The Governor is commander-in-chief of the state armed forces including the militia and, with the consent of the State Senate, appoint the Secretary of State to serve at the pleasure of the Governor.

Legislation approved by the General Assembly is submitted to the Governor for approval. In the event approval is not given, the legislation is returned to the General Assembly, reconsidered, and may be become law without the Governor's approval only if three-fifths of each House of the General Assembly approve it.

Members of the Delaware Constitutional Convention of 1897. The Convention convened in December 1896 and adjourned June 4, 1897.

  • John Biggs, President, Democrat from New Castle County
  • Edward G. Bradford
  • Martin B. Burris
  • William A. Cannon
  • Paris T. Carlisle, Jr.
  • Wilson T. Cavender
  • David S. Clark
  • J. Wilkins Cooch
  • Ezekiel W. Cooper
  • Robert W. Dasey
  • Joshua A. Ellegood
  • Charles B. Evans
  • James B. Gilchrist
  • Robert G. Harman
  • Edward D. Hearne
  • John W. Hering
  • Andrew J. Horsey
  • Andrew L. Johnson
  • Woodburn Martin
  • Elias N. Moore
  • George H. Murray
  • William P. Orr, Jr.
  • Nathan Pratt
  • Charles F. Richards
  • Lowder L. Sapp
  • William Saulsbury
  • William T. Smithers
  • William C. Spruance, Republican from New Castle County
  • Isaac K. Wright

Amendment procedure[edit]

The Delaware Constitution is unusual in that the legislature has authority to amend it without a referendum. Article XVI, Section 1, of the Delaware Constitution provides that

Any amendment or amendments to this Constitution may be proposed in the Senate or House of Representatives; and if the same shall be agreed to by two-thirds of all the members elected to each House, such proposed amendment or amendments shall be entered on their journals, with the yeas and nays taken thereon, and the Secretary of State shall cause such proposed amendment or amendments to be published three months before the next General Election in at least three newspapers in each county in which such newspapers shall be published; and if in the General Assembly next after the said election such proposed amendment or amendments shall upon yea and nay vote be agreed to by two-thirds of all the members elected to each House, the same shall thereupon become part of the Constitution.

The people are notified of the proposed amendment through the newspaper publications and may make their views known, and give effect to their desires, by voting for or against those legislators who are seeking to amend the constitution.

References[edit]
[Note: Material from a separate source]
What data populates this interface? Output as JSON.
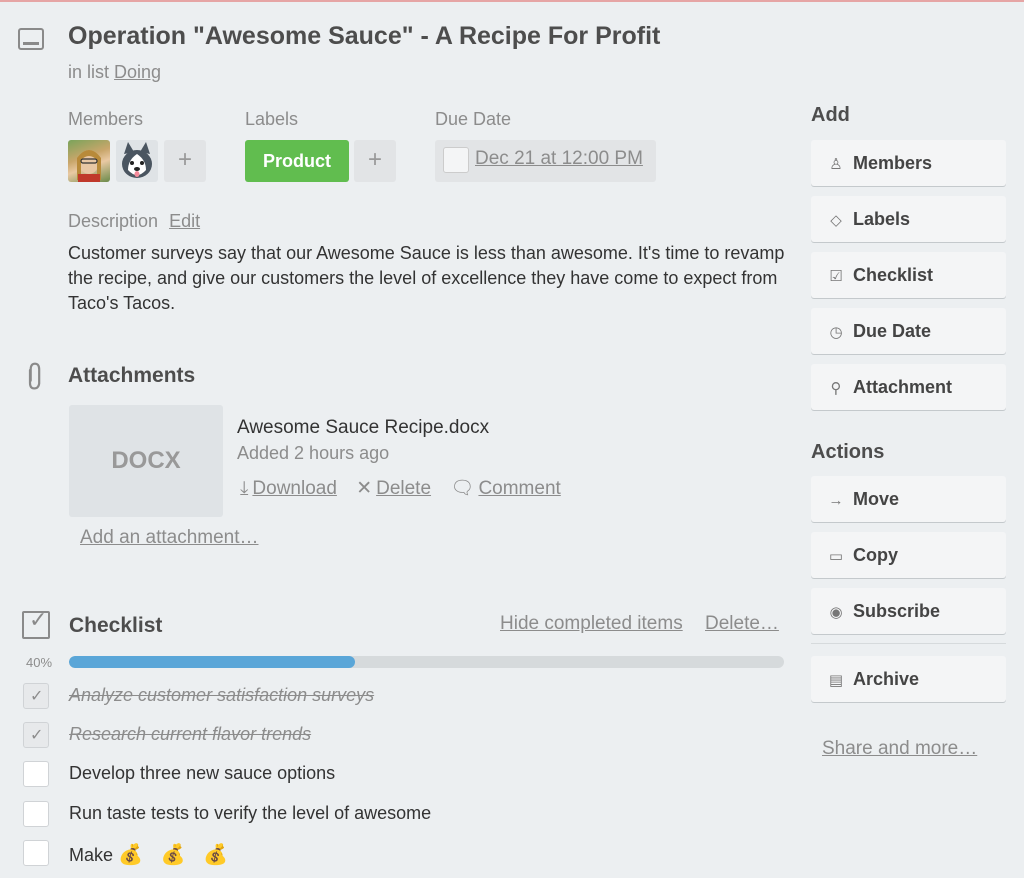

  • Hoffecker, Carol E. (2004). Democracy in Delaware. Cedar Tree Books, Wilmington. ISBN 1-892142-23-6. 
  • Munroe, John A. (1993). History of Delaware. University of Delaware Press. ISBN 0-87413-493-5. 
  • Martin, Roger A. (1984). A History of Delaware Through its Governors. McClafferty Press, Wilmington. 
  • Scharf, John Thomas. (1888). History of Delaware 1609-1888. 2 vols. L. J. Richards & Co., Philadelphia. 
  • Delaware Code Annotated (1975). Constitution of the State of Delaware. Michie Company, Charlottesville. 

See also[edit]

External links[edit]